PROBLEM DESCRIPTION: Report each line of the data that has "JSON" somewhere in it.

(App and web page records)
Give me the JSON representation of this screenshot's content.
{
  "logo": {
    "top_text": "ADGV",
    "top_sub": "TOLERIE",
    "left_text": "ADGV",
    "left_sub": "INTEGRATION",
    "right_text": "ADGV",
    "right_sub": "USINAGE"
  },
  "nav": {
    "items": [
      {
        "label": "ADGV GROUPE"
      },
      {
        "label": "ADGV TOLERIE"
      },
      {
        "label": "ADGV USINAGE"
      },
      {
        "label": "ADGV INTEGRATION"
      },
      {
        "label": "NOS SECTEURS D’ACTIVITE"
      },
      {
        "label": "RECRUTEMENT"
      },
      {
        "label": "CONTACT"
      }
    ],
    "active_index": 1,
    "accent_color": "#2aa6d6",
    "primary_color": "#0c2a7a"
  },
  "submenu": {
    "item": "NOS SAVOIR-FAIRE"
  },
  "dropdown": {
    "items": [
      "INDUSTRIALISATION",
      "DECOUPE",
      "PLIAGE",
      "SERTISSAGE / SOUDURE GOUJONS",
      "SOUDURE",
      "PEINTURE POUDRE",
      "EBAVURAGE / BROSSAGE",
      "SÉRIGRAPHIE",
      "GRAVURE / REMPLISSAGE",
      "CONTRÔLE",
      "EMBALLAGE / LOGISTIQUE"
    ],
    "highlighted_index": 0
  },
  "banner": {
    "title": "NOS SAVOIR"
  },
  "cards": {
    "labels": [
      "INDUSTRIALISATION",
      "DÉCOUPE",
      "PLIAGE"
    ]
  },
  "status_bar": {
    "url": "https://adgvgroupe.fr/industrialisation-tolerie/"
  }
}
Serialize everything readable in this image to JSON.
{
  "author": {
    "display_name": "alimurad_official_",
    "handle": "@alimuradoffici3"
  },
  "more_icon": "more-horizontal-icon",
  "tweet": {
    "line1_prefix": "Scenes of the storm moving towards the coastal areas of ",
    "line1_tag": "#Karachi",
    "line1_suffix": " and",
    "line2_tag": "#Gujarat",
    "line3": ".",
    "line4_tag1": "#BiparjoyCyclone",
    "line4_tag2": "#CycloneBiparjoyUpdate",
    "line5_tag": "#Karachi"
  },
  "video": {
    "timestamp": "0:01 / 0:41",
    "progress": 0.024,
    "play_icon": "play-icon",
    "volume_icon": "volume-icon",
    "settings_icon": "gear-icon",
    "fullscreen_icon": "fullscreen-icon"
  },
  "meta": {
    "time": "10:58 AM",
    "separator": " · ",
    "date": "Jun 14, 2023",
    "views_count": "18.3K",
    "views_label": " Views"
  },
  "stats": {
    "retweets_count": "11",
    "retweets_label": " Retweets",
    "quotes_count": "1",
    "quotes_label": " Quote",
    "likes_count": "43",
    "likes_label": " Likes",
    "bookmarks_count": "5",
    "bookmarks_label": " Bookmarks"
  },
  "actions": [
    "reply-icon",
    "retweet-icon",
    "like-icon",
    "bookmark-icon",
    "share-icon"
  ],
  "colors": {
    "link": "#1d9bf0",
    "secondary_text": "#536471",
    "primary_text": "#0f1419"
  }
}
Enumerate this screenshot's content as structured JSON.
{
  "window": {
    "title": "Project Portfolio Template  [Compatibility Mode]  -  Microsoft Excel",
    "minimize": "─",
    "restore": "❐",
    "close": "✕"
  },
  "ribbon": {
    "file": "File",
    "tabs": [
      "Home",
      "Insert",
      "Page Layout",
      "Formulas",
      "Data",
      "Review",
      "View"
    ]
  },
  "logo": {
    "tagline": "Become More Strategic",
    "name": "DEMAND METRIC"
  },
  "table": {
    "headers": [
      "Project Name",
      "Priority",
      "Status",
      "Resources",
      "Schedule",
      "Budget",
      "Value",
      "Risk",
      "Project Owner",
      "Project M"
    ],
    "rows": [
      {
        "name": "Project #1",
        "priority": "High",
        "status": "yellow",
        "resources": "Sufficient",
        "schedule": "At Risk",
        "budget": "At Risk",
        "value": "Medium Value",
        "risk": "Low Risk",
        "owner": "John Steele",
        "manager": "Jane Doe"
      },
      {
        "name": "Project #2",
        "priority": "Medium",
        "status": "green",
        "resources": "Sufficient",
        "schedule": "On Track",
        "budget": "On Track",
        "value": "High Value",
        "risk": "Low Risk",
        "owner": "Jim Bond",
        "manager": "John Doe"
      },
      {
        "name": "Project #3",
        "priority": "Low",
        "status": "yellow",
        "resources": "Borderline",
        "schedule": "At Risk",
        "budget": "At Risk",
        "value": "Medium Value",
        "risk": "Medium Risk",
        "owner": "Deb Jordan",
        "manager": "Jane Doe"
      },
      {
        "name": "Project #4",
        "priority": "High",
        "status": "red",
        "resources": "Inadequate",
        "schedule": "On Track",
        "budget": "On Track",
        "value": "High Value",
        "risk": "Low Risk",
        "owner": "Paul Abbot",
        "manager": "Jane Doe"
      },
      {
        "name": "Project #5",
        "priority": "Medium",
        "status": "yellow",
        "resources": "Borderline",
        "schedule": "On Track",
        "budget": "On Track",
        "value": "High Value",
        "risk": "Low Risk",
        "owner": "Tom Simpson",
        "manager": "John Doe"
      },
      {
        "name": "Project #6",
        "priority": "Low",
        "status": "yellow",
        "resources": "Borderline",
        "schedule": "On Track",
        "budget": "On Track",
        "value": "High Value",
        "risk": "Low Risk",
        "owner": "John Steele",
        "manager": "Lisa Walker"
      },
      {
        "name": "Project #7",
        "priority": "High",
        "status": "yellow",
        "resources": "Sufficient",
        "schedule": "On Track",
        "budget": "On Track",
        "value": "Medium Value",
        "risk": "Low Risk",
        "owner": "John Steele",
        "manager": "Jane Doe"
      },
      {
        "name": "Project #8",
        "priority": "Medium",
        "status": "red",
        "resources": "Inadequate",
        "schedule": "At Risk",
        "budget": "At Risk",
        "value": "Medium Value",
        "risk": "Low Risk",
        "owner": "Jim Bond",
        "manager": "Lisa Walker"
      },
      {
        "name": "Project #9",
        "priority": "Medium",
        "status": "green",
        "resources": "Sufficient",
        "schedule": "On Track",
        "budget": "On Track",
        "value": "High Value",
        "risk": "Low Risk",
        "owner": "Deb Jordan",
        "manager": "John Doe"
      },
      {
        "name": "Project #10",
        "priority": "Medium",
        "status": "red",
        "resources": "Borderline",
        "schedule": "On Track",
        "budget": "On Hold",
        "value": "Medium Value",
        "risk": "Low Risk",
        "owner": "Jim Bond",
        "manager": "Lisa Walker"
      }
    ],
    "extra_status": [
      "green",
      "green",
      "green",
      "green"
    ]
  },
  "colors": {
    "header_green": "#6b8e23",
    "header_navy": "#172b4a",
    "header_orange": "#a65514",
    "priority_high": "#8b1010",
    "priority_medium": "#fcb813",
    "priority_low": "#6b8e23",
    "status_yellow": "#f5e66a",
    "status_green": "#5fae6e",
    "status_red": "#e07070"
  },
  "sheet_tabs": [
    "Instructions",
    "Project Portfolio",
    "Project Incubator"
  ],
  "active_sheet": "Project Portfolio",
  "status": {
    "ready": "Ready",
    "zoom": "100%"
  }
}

EXERCISE RESULT:
Give me the JSON representation of this screenshot's content.
Serialize everything readable in this image to JSON.
Enumerate this screenshot's content as structured JSON.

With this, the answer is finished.